**Exercise requirements**
How many lines in the records below contain the word "Control"? State only that number.

**Provided entries**

•••

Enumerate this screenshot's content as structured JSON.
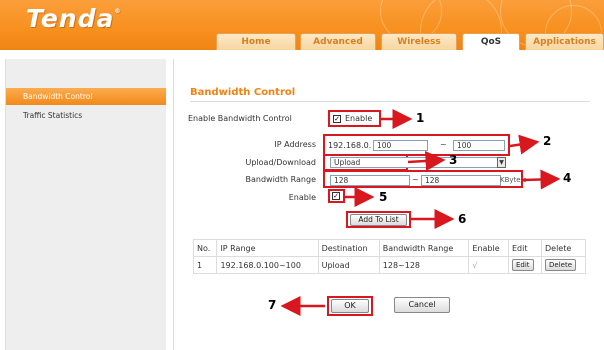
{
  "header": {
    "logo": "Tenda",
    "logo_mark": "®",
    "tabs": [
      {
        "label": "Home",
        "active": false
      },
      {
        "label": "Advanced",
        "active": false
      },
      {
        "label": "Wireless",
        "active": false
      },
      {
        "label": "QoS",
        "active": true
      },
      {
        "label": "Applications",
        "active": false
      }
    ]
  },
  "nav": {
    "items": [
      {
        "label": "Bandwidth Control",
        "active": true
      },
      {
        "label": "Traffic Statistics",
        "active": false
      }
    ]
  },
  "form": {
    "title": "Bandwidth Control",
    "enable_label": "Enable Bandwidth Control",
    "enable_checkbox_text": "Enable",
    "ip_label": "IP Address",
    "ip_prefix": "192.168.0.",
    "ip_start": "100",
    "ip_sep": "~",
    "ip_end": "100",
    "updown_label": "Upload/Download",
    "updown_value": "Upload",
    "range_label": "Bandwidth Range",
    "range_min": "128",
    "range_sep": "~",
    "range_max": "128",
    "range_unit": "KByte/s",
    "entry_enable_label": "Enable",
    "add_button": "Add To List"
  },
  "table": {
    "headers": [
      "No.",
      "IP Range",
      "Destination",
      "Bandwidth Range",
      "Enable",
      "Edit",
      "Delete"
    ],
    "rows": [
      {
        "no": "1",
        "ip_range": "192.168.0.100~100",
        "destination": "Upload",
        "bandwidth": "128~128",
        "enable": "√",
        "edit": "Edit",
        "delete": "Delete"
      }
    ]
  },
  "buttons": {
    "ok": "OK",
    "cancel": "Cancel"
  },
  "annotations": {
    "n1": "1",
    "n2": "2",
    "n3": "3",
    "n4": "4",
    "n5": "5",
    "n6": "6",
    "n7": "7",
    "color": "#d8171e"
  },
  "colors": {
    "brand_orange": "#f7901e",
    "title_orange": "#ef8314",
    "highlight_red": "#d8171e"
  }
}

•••

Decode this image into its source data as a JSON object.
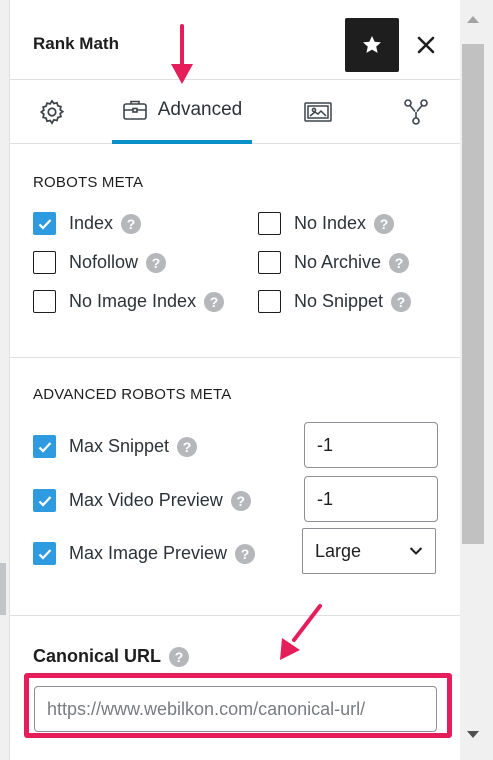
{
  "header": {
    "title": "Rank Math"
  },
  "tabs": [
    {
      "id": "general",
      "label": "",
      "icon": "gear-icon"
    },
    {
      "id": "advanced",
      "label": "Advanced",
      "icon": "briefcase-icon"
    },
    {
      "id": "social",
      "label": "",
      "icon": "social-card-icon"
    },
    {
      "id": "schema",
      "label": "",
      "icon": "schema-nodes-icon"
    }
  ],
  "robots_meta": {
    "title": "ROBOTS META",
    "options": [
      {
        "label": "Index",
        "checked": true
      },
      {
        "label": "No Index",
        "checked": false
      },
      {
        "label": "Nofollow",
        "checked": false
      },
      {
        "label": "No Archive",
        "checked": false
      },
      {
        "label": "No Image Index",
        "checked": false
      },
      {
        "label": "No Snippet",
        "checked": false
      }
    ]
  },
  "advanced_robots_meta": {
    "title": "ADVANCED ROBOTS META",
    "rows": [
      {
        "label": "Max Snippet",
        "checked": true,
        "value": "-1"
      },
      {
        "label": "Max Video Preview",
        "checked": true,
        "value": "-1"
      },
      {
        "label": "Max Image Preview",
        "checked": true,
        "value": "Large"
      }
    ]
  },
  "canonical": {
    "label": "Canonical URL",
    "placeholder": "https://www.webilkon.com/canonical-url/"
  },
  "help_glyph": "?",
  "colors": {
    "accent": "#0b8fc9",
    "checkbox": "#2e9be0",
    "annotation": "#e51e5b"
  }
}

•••

**Response to the task**
3